Verbs can be expressed in a progressive form if they have duration (ex: I was running. Running is something one does for an amount of time).
Telic verbs involve a change of state on completion, or have some intrinsic limit.
These are somewhat independent. Some examples:
An event that has duration and is atelic is sometimes called an activity. "I was running. " (note that "I ran" doesn't sound right unless context implies some intrinsic limit- for instance if you were talking about yesterday, or how you got to the park).
An event that has duration and is telic is called an accomplishment. "I was running to the store. I ran to the store." (Ok, telicity isn't really a property of verbs but of predicates. [run] is atelic, [run,to:store] is telic.
An event that does not have duration but is telic is called an achievement. "I found my keys." (one couldn't say "I am finding my keys" because finding something doesn't have duration)
Note that a sequence of same achievements can happen. This sequence has a duration, though the individual achievements do not. "I was finding good stories in the newspaper." Finding something is telic without duration, but finding a class of things has duration and is atelic. I think these later actions are called semelfactives.

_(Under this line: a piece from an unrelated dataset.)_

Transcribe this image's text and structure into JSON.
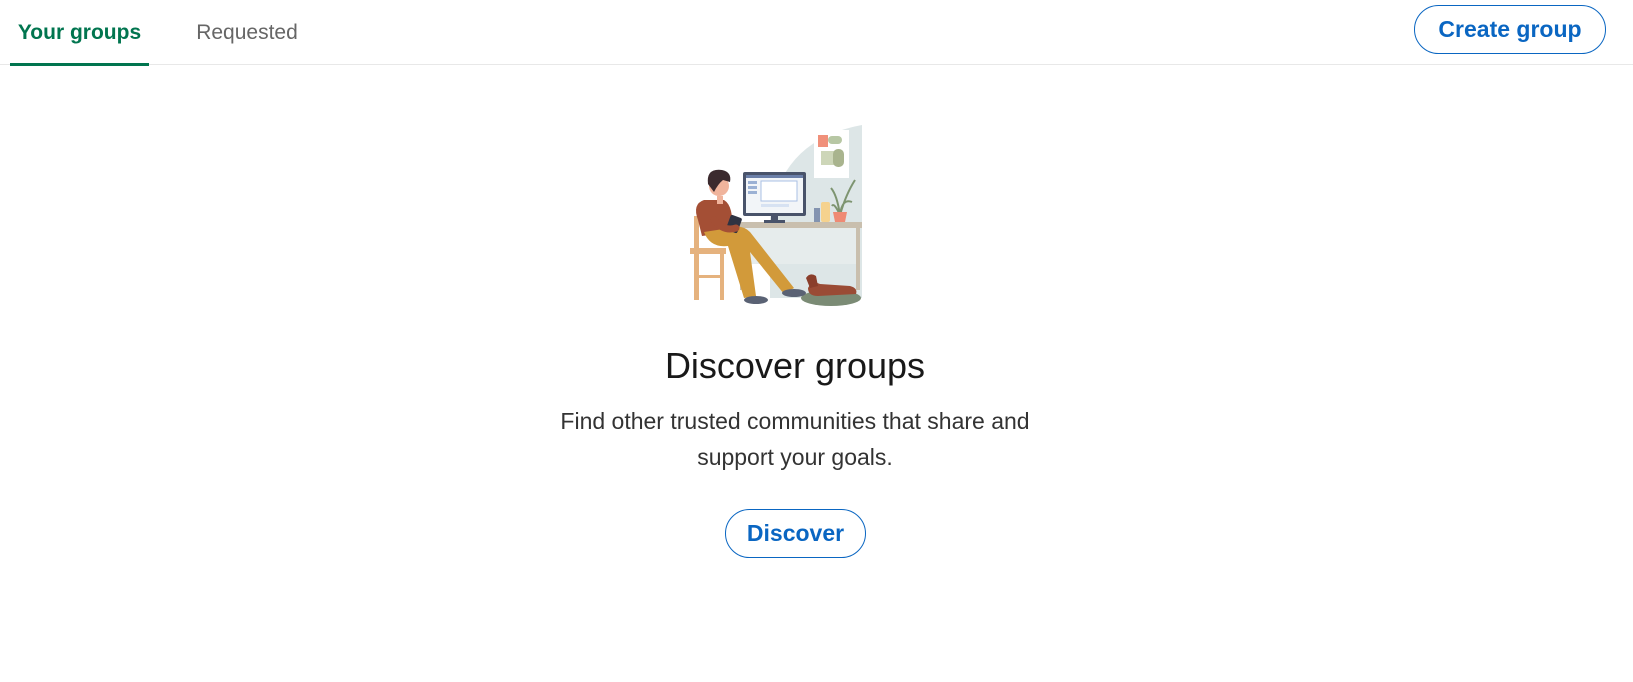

This description of an underlying action (does it have duration? does its completion involve a change of state?) is referred to as aktionsart or lexical aspect. (lexical because it refers to the underlying verb and not its conjugation- though we saw that one must consider the verb's complements to characterize its aktionsart). Grammatical aspect is how the lexical aspect is present- [run,to:store] may have duration, but the lexical aspect of "I ran to the store" places the listener after the action as is independent of whether the action has duration. "I was running to the store" places the listener in the middle of the action, implying it has duration. These two phrases have different grammatical aspect while working with the same lexical aspect.